From what we saw in the courtroom today, it’s a very tedious process. Aside from early motions, most of the morning and a good chunk of the afternoon — except for lunch, of course — dealt with explaining the process to the 100 jurors brought in for the day; asking them to fill out preliminary questionnaires and to introduce the defendant to them. The judge then went through important legal details with the attorneys while they tried to decipher what some of the people wrote, before finally sitting them down one by one to ask more detailed questions that are intended to go beyond the scope of the questionnaire. Four were interviewed today, and I expect a lot more tomorrow; perhaps a dozen or so — maybe more. I hope.
The people interviewed today will not be picked for the jury, in my opinion. B-12, up first, was a female. She seemed to want to be on the panel. She also said she had heard that Zimmerman was following the victim. B-29 moved to Seminole County from Chicago four months ago. She’s a Certified Nursing Assistant. She sounded compassionate enough; too much, I’d say, because she said any child’s death would affect her as a mother. She also said it would be a burden to leave her children without their mother if sequestered. She did say it wouldn’t be impossible. She has a 19 year old, a 10 year old, and 3 year old twins. B-30 will be remembered for saying he’d rather be called thirty than be sixty-five. He was asked questions by a local TV reporter several months ago while dining with family in a Sanford restaurant. He would be perfect for the defense because he seems to fit the type of mold they are seeking as an older, more conservative male. He could be a gun owner, although nothing like that was made clear. It’s interesting to note that the prosecution went easy on him and it was actually the defense that elicited more information about his news and TV watching habits, which may have hurt his chance to be selected. Sadly, he also lost his wife about the same time Trayvon was shot and killed. Finally, we have B-76. She seemed to be very open-minded. She and her husband do not watch cable television. As a matter of fact, they have an old-fashioned antenna in their attic. She was aware of some of the court hearings. She had heard of the case prior to and leading up to Zimmerman’s arrest. She saw Mark O’Mara on the news. She saw Trayvon’s parents on the news. When asked, she said she recognized the boy’s mother sitting in the gallery, but not one of the family attorneys, Natalie Jackson. Ben Crump was not present at the time. She and her children had discussed the case, but she did say they are very open-minded and hadn’t formulated an opinion. Remember, the law says you don’t have to be stupid about the news; you just have to keep an open mind.

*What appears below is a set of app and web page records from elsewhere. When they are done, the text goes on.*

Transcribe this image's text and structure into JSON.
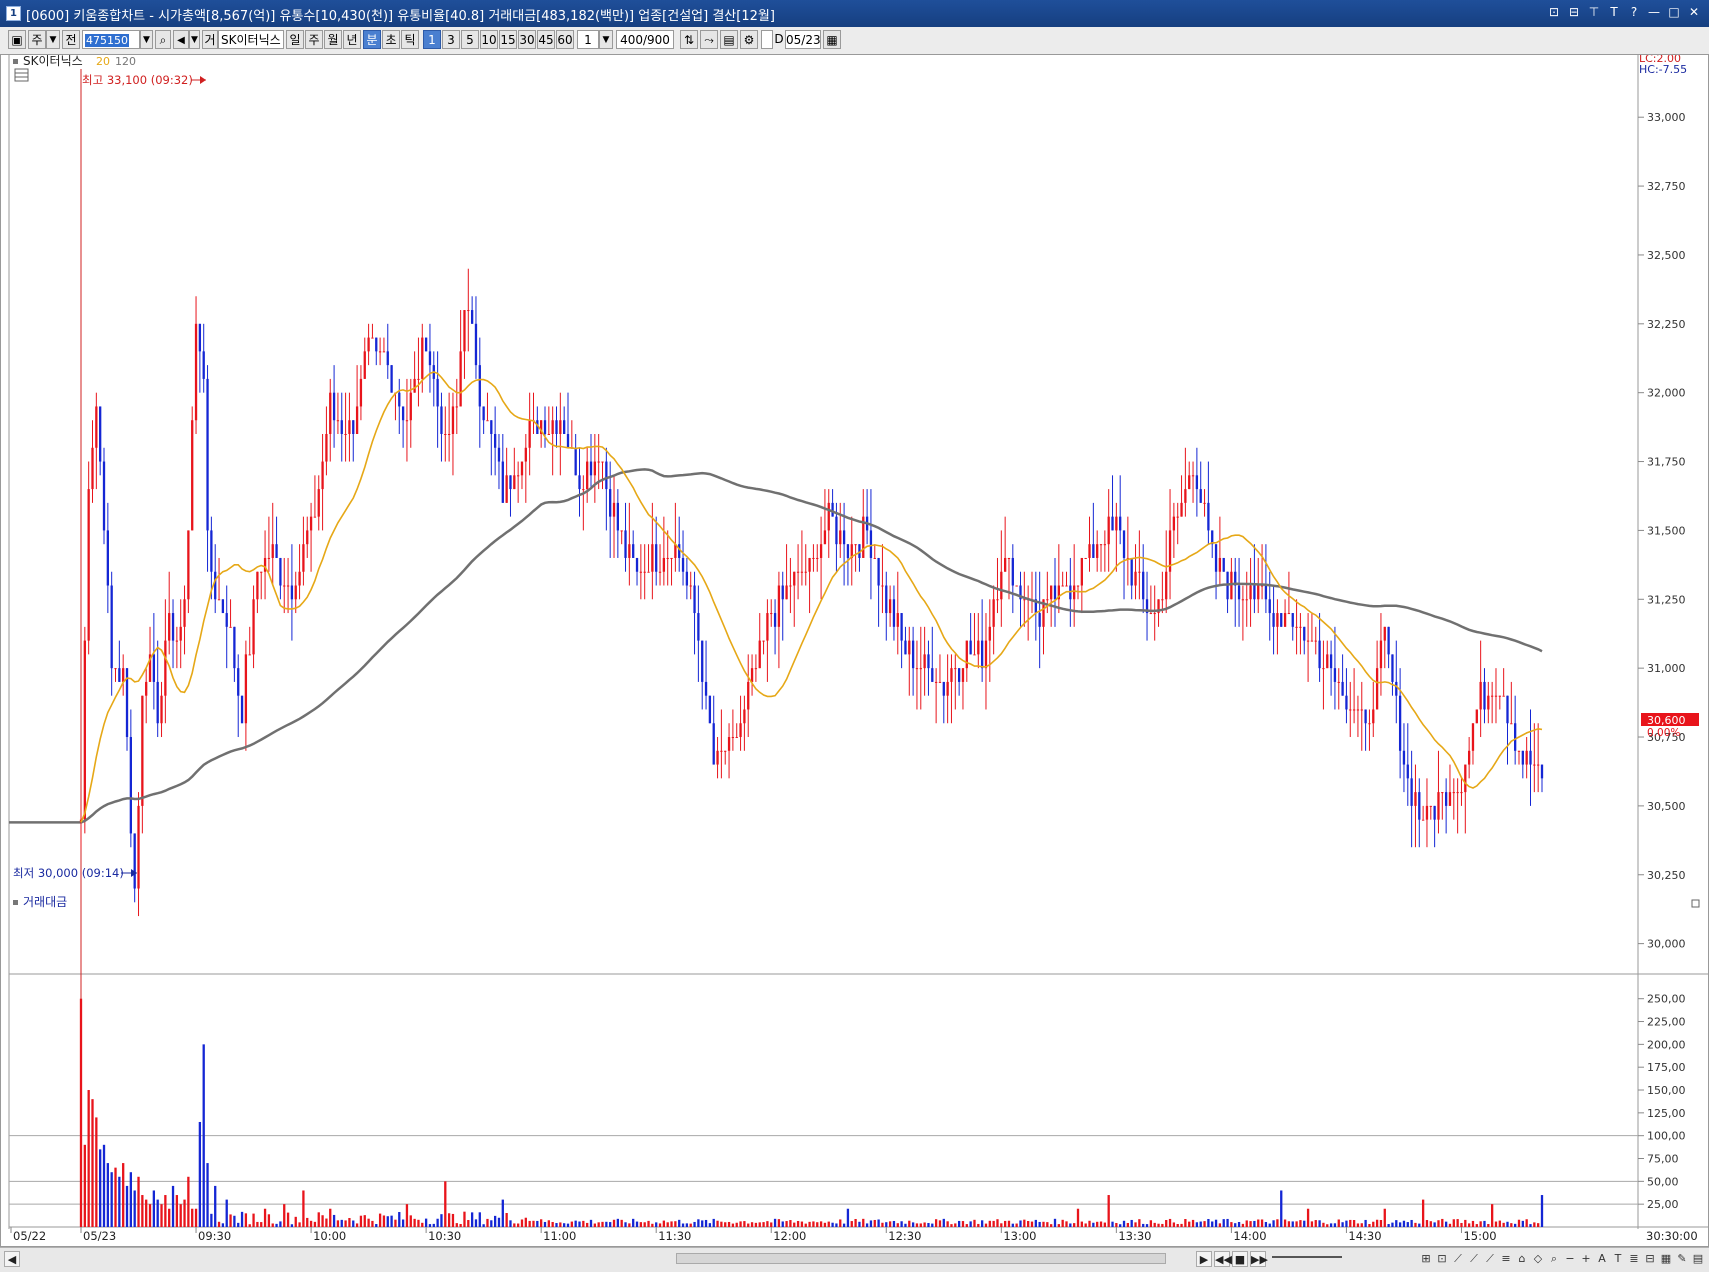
{
  "window": {
    "title": "[0600] 키움종합차트 - 시가총액[8,567(억)] 유통수[10,430(천)] 유통비율[40.8] 거래대금[483,182(백만)] 업종[건설업] 결산[12월]",
    "icon_label": "1",
    "buttons": [
      "⊡",
      "⊟",
      "⊤",
      "T",
      "?",
      "—",
      "□",
      "✕"
    ]
  },
  "toolbar": {
    "period_type": "주",
    "compare": "전",
    "stock_code": "475150",
    "search_icon": "search-icon",
    "sound_icon": "speaker-icon",
    "stock_name_prefix": "거",
    "stock_name": "SK이터닉스",
    "timeframes": [
      "일",
      "주",
      "월",
      "년",
      "분",
      "초",
      "틱"
    ],
    "active_timeframe": "분",
    "intervals": [
      "1",
      "3",
      "5",
      "10",
      "15",
      "30",
      "45",
      "60"
    ],
    "active_interval": "1",
    "interval_select": "1",
    "count_display": "400/900",
    "date_check_label": "D",
    "date_value": "05/23"
  },
  "chart": {
    "stock_label": "SK이터닉스",
    "ma_labels": [
      "20",
      "120"
    ],
    "high_label": "최고 33,100 (09:32)",
    "low_label": "최저 30,000 (09:14)",
    "lc_label": "LC:2.00",
    "hc_label": "HC:-7.55",
    "current_price": "30,600",
    "current_change": "0.00%",
    "volume_panel_label": "거래대금",
    "time_range": "30:30:00",
    "colors": {
      "up": "#e8141b",
      "down": "#1426d4",
      "ma20": "#e6a817",
      "ma120": "#707070",
      "hiline": "#d02020"
    }
  },
  "chart_data": {
    "type": "candlestick",
    "title": "",
    "price_axis": {
      "ticks": [
        33000,
        32750,
        32500,
        32250,
        32000,
        31750,
        31500,
        31250,
        31000,
        30750,
        30500,
        30250,
        30000
      ],
      "tick_labels": [
        "33,000",
        "32,750",
        "32,500",
        "32,250",
        "32,000",
        "31,750",
        "31,500",
        "31,250",
        "31,000",
        "30,750",
        "30,500",
        "30,250",
        "30,000"
      ],
      "ylim": [
        29995,
        33175
      ]
    },
    "volume_axis": {
      "ticks": [
        250,
        225,
        200,
        175,
        150,
        125,
        100,
        75,
        50,
        25
      ],
      "tick_labels": [
        "250,00",
        "225,00",
        "200,00",
        "175,00",
        "150,00",
        "125,00",
        "100,00",
        "75,00",
        "50,00",
        "25,00"
      ],
      "ylim": [
        0,
        265
      ]
    },
    "time_axis": {
      "labels": [
        "05/22",
        "05/23",
        "09:30",
        "10:00",
        "10:30",
        "11:00",
        "11:30",
        "12:00",
        "12:30",
        "13:00",
        "13:30",
        "14:00",
        "14:30",
        "15:00"
      ],
      "label_minutes": [
        -999,
        0,
        30,
        60,
        90,
        120,
        150,
        180,
        210,
        240,
        270,
        300,
        330,
        360
      ],
      "xlim_minutes": [
        -18,
        402
      ],
      "last_minute": 381
    },
    "series_names": [
      "SK이터닉스",
      "20",
      "120",
      "거래대금"
    ],
    "price_anchor": {
      "minutes": [
        0,
        2,
        4,
        6,
        8,
        11,
        14,
        16,
        18,
        20,
        23,
        26,
        28,
        30,
        32,
        33,
        35,
        38,
        42,
        46,
        50,
        55,
        60,
        65,
        70,
        75,
        80,
        85,
        90,
        95,
        98,
        100,
        105,
        110,
        115,
        120,
        125,
        130,
        135,
        140,
        145,
        150,
        155,
        160,
        165,
        170,
        175,
        180,
        185,
        190,
        195,
        200,
        205,
        210,
        215,
        220,
        225,
        230,
        235,
        240,
        245,
        250,
        255,
        260,
        265,
        270,
        275,
        280,
        285,
        290,
        295,
        300,
        305,
        310,
        315,
        320,
        325,
        330,
        335,
        340,
        345,
        350,
        355,
        360,
        365,
        370,
        375,
        381
      ],
      "closes": [
        30440,
        31700,
        31950,
        31550,
        31000,
        30980,
        30200,
        30900,
        31050,
        30850,
        31150,
        31100,
        31500,
        32250,
        32100,
        31450,
        31300,
        31200,
        30850,
        31350,
        31400,
        31300,
        31500,
        31950,
        31850,
        32150,
        32100,
        31900,
        32200,
        31800,
        31950,
        32350,
        31950,
        31650,
        31800,
        31900,
        31900,
        31700,
        31800,
        31500,
        31350,
        31400,
        31450,
        31200,
        30650,
        30700,
        30950,
        31200,
        31300,
        31350,
        31550,
        31450,
        31500,
        31250,
        31050,
        31000,
        30950,
        31050,
        31050,
        31400,
        31300,
        31200,
        31250,
        31350,
        31450,
        31500,
        31300,
        31200,
        31500,
        31750,
        31400,
        31300,
        31300,
        31200,
        31200,
        31100,
        31050,
        30900,
        30750,
        31100,
        30650,
        30450,
        30550,
        30600,
        30900,
        30950,
        30700,
        30600
      ]
    },
    "ma20_end": 30790,
    "ma120_end": 31080,
    "volume_spikes": {
      "minutes": [
        0,
        1,
        2,
        3,
        4,
        5,
        6,
        7,
        8,
        9,
        10,
        11,
        12,
        13,
        14,
        15,
        16,
        17,
        18,
        19,
        20,
        21,
        22,
        23,
        24,
        25,
        26,
        27,
        28,
        29,
        30,
        31,
        32,
        33,
        35,
        38,
        48,
        53,
        58,
        65,
        85,
        95,
        110,
        200,
        260,
        268,
        313,
        320,
        340,
        350,
        368,
        381
      ],
      "values": [
        250,
        90,
        150,
        140,
        120,
        85,
        90,
        70,
        60,
        65,
        55,
        70,
        45,
        60,
        40,
        55,
        35,
        30,
        25,
        40,
        30,
        25,
        35,
        20,
        45,
        35,
        25,
        30,
        55,
        20,
        20,
        115,
        200,
        70,
        45,
        30,
        20,
        25,
        40,
        20,
        25,
        50,
        30,
        20,
        20,
        35,
        40,
        20,
        20,
        30,
        25,
        35
      ]
    }
  }
}
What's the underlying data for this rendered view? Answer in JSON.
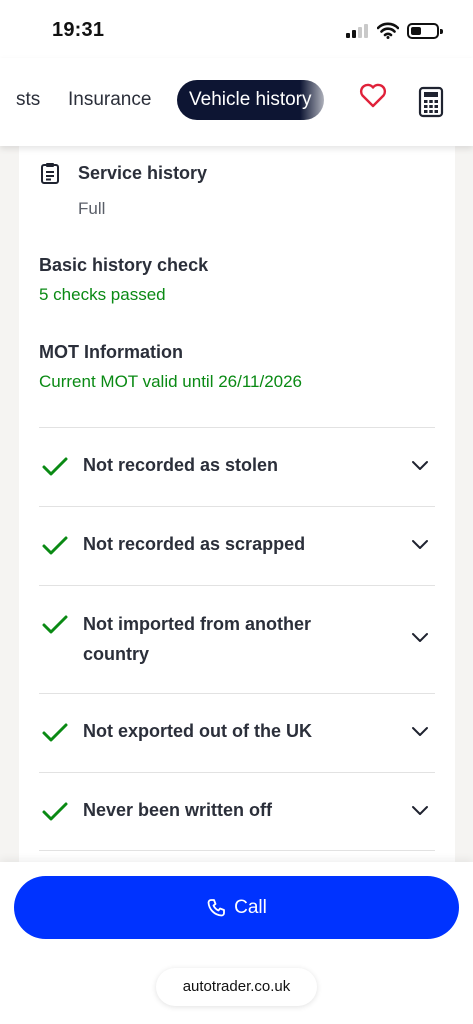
{
  "status": {
    "time": "19:31"
  },
  "tabs": [
    {
      "label": "sts"
    },
    {
      "label": "Insurance"
    },
    {
      "label": "Vehicle history",
      "active": true
    }
  ],
  "icons": {
    "heart": "heart-outline-icon",
    "calculator": "calculator-icon",
    "service": "clipboard-icon",
    "check": "check-icon",
    "chevron": "chevron-down-icon",
    "phone": "phone-icon"
  },
  "service_history": {
    "label": "Service history",
    "value": "Full"
  },
  "basic_check": {
    "label": "Basic history check",
    "value": "5 checks passed"
  },
  "mot": {
    "label": "MOT Information",
    "value": "Current MOT valid until 26/11/2026"
  },
  "checks": [
    {
      "text": "Not recorded as stolen"
    },
    {
      "text": "Not recorded as scrapped"
    },
    {
      "text": "Not imported from another country"
    },
    {
      "text": "Not exported out of the UK"
    },
    {
      "text": "Never been written off"
    }
  ],
  "call": {
    "label": "Call"
  },
  "browser": {
    "url": "autotrader.co.uk"
  },
  "colors": {
    "accent": "#0033ff",
    "active_tab": "#0d1533",
    "success": "#0a8a14",
    "heart": "#e0213a"
  }
}
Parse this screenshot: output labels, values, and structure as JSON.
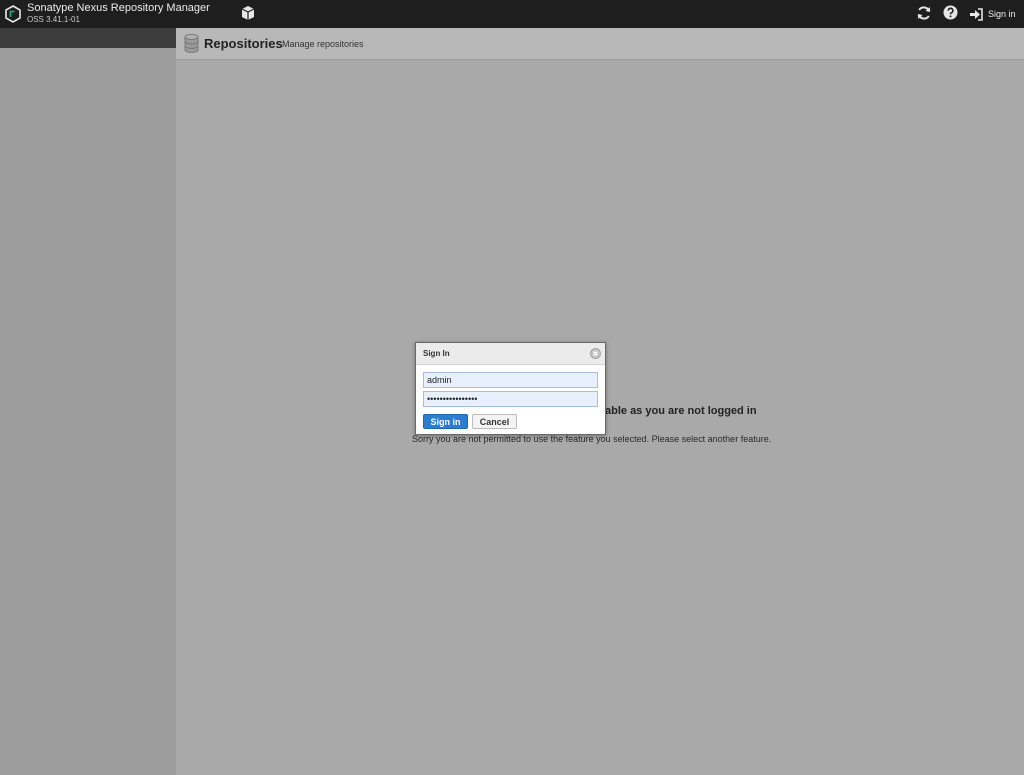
{
  "header": {
    "app_name": "Sonatype Nexus Repository Manager",
    "app_version": "OSS 3.41.1-01",
    "signin_label": "Sign in",
    "icons": [
      "nexus-logo-icon",
      "cube-icon",
      "refresh-icon",
      "help-icon",
      "sign-in-icon"
    ]
  },
  "content": {
    "title": "Repositories",
    "subtitle": "Manage repositories",
    "unavailable_title": "able as you are not logged in",
    "unavailable_text": "Sorry you are not permitted to use the feature you selected. Please select another feature."
  },
  "dialog": {
    "title": "Sign In",
    "username_value": "admin",
    "password_value": "••••••••••••••••",
    "signin_label": "Sign in",
    "cancel_label": "Cancel"
  },
  "colors": {
    "header_bg": "#1e1e1e",
    "primary_button": "#2a7dd0",
    "overlay": "#a9a9a9"
  }
}
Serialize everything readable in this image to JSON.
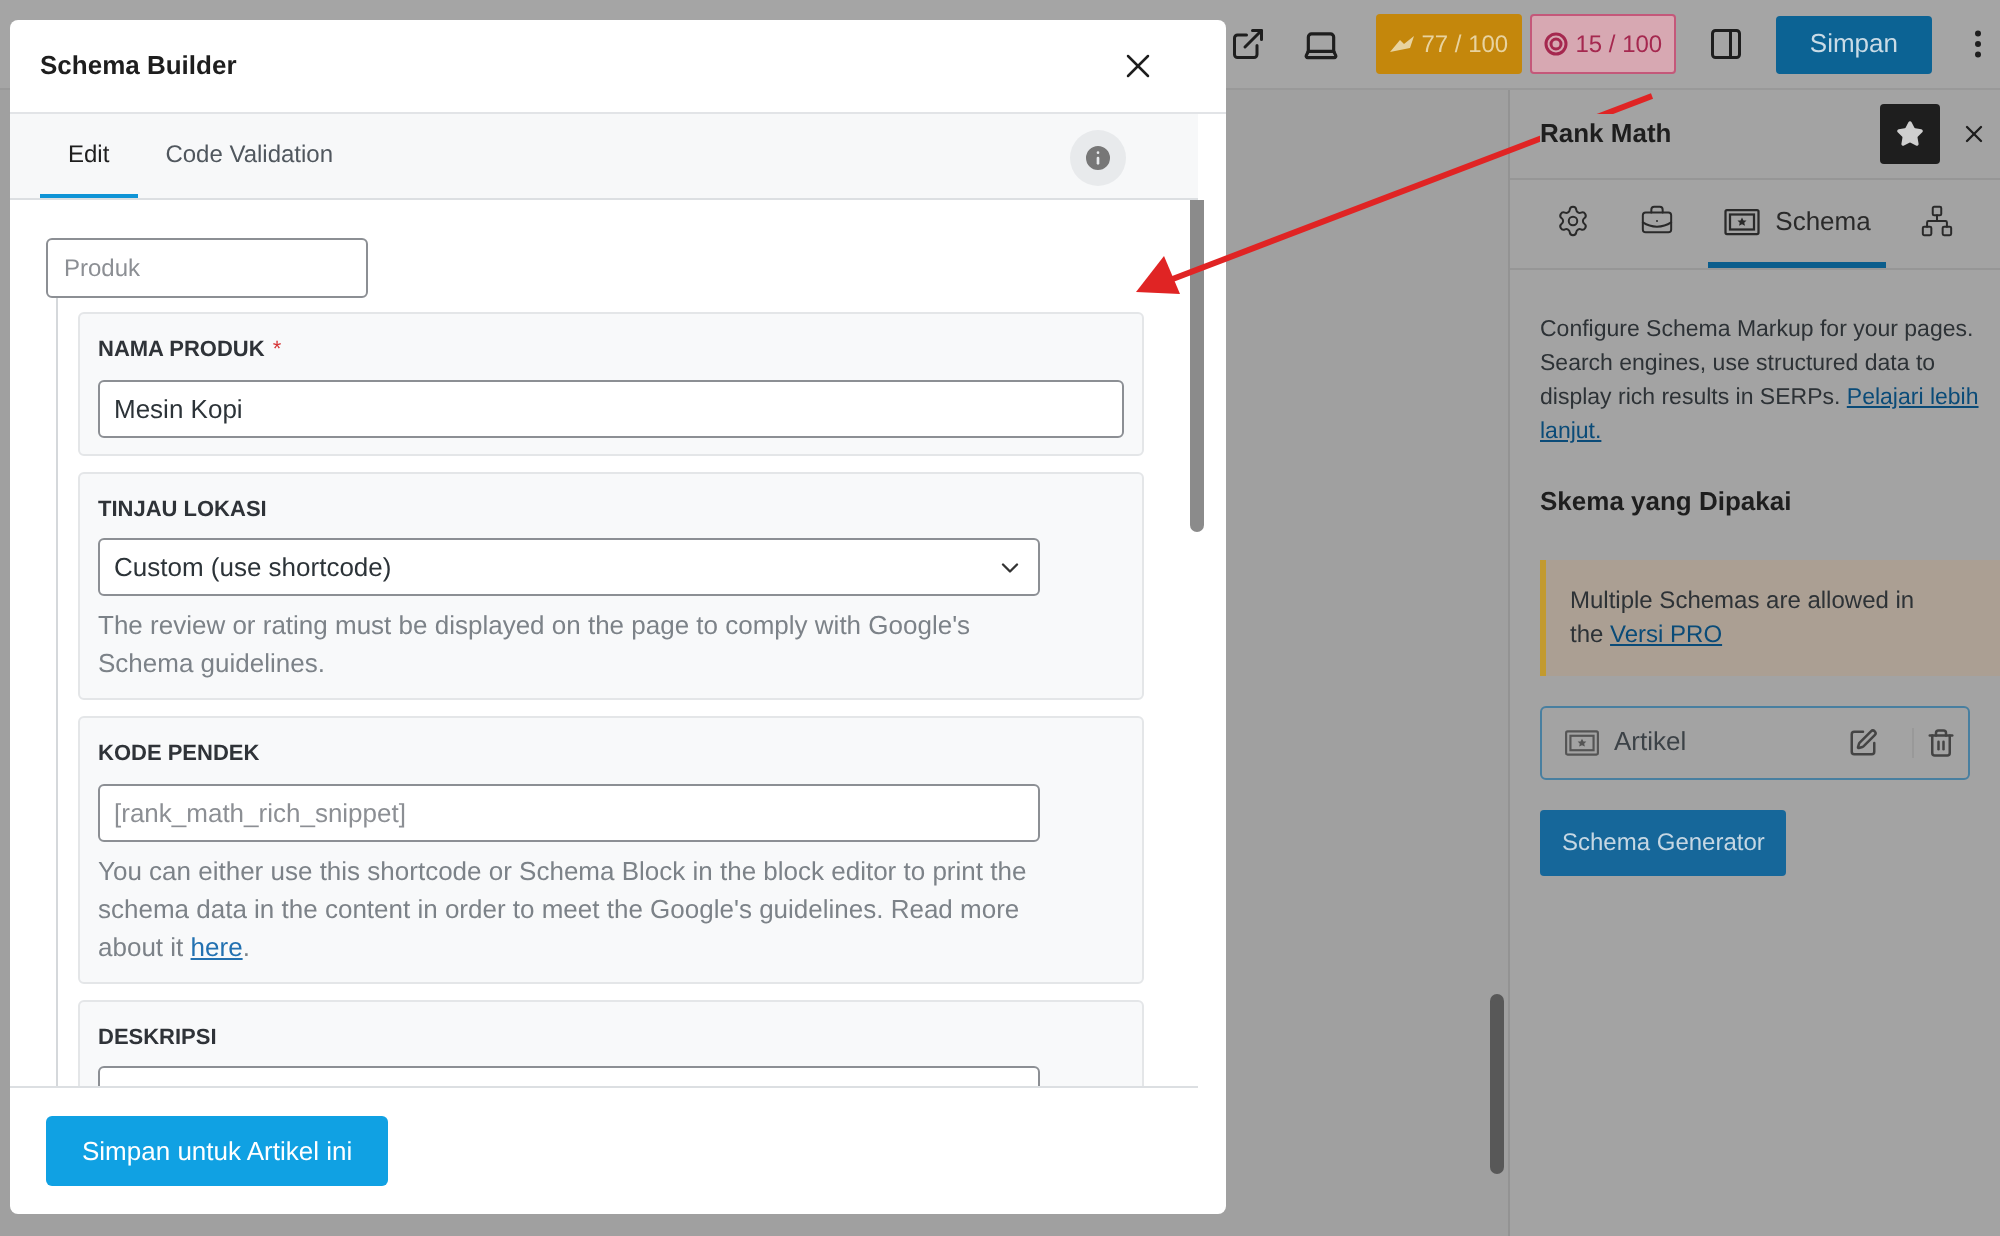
{
  "toolbar": {
    "seo_score": "77 / 100",
    "readability_score": "15 / 100",
    "save_button": "Simpan"
  },
  "sidebar": {
    "title": "Rank Math",
    "tabs": [
      {
        "kind": "settings",
        "selected": false
      },
      {
        "kind": "briefcase",
        "selected": false
      },
      {
        "kind": "schema",
        "label": "Schema",
        "selected": true
      },
      {
        "kind": "graph",
        "selected": false
      }
    ],
    "description": "Configure Schema Markup for your pages. Search engines, use structured data to display rich results in SERPs.",
    "learn_more_link_lines": [
      "Pelajari lebih",
      "lanjut."
    ],
    "section_title": "Skema yang Dipakai",
    "notice": {
      "text": "Multiple Schemas are allowed in the",
      "link": "Versi PRO"
    },
    "schemas": [
      {
        "name": "Artikel"
      }
    ],
    "generator_button": "Schema Generator"
  },
  "modal": {
    "title": "Schema Builder",
    "tabs": [
      {
        "label": "Edit",
        "selected": true
      },
      {
        "label": "Code Validation",
        "selected": false
      }
    ],
    "schema_type_field": {
      "placeholder": "Produk"
    },
    "fields": [
      {
        "kind": "text",
        "label": "NAMA PRODUK",
        "required_mark": "*",
        "value": "Mesin Kopi"
      },
      {
        "kind": "select",
        "label": "TINJAU LOKASI",
        "value": "Custom (use shortcode)",
        "help": "The review or rating must be displayed on the page to comply with Google's Schema guidelines."
      },
      {
        "kind": "short",
        "label": "KODE PENDEK",
        "placeholder": "[rank_math_rich_snippet]",
        "help": "You can either use this shortcode or Schema Block in the block editor to print the schema data in the content in order to meet the Google's guidelines. Read more about it",
        "help_link": "here",
        "help_end": "."
      },
      {
        "kind": "short",
        "label": "DESKRIPSI"
      }
    ],
    "save_button": "Simpan untuk Artikel ini"
  }
}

From now on, I will probably not pay this much attention (in my writing) to the details of each interviewee unless something important stands out. We’ve got, potentially, 500 people to go through, folks, and I’ve got a feeling it might take two weeks before we see the last person seated. After today, that’s the general consensus in the courtroom. What’s of utmost importance is that attorneys from both sides are allowed plenty of free space in their line of questioning. Not only is this about the death of a 17-year-old boy, it’s also about someone who could spend a minimum of 25 years in prison. It’s extremely important the jury that’s seated is as fair as they come, no matter what you or I personally think.
I think it’s also important to keep in mind that there’s a Frye hearing to conclude. We’re in it for the long haul. I know I am.